§ **SUPPLIED DATA**

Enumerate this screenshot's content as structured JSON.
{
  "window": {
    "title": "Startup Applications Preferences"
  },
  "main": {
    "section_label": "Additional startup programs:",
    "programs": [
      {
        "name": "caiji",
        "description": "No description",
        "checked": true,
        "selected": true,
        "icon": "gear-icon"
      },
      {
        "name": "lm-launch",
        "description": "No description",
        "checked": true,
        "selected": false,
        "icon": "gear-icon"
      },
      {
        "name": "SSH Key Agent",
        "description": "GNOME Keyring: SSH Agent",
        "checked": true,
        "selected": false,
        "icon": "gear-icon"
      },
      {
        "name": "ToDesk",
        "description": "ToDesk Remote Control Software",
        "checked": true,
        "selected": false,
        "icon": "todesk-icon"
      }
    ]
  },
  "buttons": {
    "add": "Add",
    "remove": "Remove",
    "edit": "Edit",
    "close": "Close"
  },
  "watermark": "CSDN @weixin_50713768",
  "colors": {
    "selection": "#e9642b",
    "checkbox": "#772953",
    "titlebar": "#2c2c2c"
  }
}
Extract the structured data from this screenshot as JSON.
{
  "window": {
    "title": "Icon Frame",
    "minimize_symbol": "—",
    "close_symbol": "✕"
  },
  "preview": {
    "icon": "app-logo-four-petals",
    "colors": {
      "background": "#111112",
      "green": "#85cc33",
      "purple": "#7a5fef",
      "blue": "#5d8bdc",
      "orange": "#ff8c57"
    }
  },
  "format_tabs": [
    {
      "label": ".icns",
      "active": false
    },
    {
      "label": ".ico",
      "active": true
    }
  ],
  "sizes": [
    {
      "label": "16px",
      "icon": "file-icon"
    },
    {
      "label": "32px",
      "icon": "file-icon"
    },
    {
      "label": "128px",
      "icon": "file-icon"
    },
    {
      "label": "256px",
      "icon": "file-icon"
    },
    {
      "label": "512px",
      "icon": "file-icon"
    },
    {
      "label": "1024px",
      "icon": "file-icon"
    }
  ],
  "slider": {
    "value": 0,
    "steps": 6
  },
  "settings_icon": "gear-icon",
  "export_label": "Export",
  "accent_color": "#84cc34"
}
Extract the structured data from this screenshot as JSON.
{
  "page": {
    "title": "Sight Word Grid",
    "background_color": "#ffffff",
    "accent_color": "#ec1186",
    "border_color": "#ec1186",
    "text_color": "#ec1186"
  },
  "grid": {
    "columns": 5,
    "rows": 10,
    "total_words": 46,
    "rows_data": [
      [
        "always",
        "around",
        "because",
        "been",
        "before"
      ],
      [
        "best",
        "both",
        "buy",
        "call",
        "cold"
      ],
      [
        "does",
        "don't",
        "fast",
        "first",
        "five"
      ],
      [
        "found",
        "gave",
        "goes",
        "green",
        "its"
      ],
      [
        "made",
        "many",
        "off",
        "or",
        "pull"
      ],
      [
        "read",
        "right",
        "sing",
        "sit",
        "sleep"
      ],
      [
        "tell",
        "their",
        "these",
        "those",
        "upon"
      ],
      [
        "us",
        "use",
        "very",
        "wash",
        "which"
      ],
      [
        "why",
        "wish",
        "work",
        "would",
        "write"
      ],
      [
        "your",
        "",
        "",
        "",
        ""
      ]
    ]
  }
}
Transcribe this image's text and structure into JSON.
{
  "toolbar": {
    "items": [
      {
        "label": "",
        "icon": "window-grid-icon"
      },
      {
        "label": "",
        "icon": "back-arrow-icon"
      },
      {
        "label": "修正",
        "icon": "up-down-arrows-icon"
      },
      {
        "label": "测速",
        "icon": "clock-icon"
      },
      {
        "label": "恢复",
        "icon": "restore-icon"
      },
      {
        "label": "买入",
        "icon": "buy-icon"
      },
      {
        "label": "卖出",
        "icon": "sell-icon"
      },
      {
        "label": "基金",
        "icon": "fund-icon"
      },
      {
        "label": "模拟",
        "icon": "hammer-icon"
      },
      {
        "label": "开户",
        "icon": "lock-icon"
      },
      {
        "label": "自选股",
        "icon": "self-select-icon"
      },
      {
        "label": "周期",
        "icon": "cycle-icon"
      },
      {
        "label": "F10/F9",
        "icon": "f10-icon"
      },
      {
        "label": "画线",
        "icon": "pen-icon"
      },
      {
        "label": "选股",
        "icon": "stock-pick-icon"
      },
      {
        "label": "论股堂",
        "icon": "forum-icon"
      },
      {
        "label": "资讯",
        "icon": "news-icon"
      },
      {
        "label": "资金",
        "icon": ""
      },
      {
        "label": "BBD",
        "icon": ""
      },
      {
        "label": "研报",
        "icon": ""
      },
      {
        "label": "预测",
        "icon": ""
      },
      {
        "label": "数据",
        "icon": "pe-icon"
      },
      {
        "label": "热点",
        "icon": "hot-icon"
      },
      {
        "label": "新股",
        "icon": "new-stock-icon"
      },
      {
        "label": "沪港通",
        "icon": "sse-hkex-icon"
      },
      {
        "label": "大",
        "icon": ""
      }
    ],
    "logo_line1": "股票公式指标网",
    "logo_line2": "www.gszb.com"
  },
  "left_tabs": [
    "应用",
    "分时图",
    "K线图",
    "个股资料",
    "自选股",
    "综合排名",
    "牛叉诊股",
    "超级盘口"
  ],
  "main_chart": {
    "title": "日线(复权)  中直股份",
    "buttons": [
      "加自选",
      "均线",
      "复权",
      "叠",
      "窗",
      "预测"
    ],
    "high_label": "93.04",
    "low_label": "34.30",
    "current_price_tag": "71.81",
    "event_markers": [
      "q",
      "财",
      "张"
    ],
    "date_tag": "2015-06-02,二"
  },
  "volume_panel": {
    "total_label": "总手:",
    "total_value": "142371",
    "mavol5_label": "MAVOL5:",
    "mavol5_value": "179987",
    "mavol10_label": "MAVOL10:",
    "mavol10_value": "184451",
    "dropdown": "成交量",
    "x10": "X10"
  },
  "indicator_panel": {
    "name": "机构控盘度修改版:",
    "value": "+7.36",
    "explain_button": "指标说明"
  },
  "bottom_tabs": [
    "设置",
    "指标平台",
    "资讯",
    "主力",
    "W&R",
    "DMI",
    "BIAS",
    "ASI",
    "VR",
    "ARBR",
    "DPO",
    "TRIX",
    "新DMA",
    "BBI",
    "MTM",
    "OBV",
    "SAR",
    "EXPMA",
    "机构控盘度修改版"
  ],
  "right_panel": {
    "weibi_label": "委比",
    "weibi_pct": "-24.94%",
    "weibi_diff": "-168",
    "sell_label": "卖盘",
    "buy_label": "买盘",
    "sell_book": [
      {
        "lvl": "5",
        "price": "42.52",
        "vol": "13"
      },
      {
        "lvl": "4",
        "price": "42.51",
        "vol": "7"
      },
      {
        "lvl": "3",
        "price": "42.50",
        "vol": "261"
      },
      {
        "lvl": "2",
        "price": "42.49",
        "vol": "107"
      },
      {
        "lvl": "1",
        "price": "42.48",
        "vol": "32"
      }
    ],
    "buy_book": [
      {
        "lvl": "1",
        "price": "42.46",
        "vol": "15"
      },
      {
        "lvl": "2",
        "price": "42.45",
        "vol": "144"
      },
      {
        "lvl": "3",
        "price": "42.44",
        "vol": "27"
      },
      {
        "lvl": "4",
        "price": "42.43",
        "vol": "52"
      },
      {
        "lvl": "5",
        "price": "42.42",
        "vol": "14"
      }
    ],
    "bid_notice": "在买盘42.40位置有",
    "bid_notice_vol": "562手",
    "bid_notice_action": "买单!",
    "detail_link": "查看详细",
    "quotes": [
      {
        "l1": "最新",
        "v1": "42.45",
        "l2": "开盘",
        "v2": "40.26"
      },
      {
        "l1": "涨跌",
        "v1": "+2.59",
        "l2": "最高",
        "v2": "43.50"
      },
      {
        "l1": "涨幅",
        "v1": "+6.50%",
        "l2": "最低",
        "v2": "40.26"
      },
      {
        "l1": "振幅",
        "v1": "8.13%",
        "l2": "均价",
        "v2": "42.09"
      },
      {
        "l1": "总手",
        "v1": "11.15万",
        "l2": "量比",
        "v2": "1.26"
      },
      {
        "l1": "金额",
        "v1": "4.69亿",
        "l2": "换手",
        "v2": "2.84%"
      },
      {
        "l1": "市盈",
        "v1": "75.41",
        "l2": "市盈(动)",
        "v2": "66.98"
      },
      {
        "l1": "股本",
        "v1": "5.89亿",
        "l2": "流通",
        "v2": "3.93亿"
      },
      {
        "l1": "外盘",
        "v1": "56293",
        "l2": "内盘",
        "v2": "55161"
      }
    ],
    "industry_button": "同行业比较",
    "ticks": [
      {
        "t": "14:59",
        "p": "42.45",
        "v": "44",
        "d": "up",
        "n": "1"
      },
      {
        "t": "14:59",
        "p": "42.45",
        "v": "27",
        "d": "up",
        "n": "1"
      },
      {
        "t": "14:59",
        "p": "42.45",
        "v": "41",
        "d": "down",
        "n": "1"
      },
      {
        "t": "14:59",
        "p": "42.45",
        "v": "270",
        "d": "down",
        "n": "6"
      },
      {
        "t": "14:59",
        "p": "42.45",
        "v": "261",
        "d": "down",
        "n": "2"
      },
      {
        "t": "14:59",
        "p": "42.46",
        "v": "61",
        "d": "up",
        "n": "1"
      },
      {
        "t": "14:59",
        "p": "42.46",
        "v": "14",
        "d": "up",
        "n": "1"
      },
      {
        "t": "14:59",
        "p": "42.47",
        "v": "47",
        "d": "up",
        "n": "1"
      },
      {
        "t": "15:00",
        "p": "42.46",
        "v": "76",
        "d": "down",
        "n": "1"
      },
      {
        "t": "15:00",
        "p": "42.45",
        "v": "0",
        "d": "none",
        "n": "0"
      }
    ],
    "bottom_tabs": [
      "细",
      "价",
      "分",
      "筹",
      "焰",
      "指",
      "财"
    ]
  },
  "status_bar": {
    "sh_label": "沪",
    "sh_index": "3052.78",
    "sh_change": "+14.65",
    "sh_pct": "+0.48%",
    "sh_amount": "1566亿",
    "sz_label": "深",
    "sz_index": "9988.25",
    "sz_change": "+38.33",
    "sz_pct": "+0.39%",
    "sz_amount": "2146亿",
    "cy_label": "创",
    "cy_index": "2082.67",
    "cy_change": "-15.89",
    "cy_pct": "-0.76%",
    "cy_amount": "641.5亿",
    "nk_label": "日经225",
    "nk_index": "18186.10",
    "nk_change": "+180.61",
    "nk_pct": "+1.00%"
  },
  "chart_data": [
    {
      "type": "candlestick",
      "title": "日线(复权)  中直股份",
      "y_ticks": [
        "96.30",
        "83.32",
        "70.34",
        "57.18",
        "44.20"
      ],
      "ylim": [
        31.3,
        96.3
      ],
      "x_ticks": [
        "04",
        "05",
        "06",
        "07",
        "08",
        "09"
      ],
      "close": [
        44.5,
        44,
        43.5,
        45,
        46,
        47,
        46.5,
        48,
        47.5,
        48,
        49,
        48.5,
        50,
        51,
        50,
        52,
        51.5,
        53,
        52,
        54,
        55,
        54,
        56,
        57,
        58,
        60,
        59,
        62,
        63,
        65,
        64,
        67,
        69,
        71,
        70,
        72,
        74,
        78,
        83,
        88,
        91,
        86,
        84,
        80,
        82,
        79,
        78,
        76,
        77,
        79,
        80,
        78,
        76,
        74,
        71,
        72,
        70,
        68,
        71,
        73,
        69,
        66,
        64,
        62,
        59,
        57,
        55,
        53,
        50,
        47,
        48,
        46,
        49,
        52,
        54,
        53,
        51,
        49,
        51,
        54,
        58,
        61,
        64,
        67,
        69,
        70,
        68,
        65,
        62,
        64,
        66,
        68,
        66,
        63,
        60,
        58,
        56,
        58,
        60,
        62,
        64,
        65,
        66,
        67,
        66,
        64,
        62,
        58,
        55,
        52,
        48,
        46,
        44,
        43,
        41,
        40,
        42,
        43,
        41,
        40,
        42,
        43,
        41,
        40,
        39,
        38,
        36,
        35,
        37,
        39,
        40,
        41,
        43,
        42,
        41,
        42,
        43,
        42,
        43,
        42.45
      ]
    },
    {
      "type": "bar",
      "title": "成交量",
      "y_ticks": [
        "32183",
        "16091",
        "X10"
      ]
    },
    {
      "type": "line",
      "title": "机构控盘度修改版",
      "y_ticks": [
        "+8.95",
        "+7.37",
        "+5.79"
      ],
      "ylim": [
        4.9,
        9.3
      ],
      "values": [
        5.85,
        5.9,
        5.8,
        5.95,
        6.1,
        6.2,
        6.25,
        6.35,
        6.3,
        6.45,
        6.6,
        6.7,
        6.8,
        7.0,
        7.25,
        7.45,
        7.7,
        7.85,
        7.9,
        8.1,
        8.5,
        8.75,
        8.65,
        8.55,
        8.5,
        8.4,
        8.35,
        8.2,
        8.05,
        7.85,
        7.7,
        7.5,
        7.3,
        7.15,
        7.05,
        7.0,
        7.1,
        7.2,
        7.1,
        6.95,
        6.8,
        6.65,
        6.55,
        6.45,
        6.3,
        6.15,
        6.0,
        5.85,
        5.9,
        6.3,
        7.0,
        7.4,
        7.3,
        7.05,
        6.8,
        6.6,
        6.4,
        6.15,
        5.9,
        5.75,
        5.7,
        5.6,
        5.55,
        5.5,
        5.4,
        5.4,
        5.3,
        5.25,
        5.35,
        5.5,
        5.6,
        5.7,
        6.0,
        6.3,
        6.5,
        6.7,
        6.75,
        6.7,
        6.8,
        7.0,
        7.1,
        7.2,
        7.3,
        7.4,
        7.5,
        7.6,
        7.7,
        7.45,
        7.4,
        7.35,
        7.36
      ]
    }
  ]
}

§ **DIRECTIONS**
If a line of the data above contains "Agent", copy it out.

§ **SOLUTION BELOW**
        "name": "SSH Key Agent",
        "description": "GNOME Keyring: SSH Agent",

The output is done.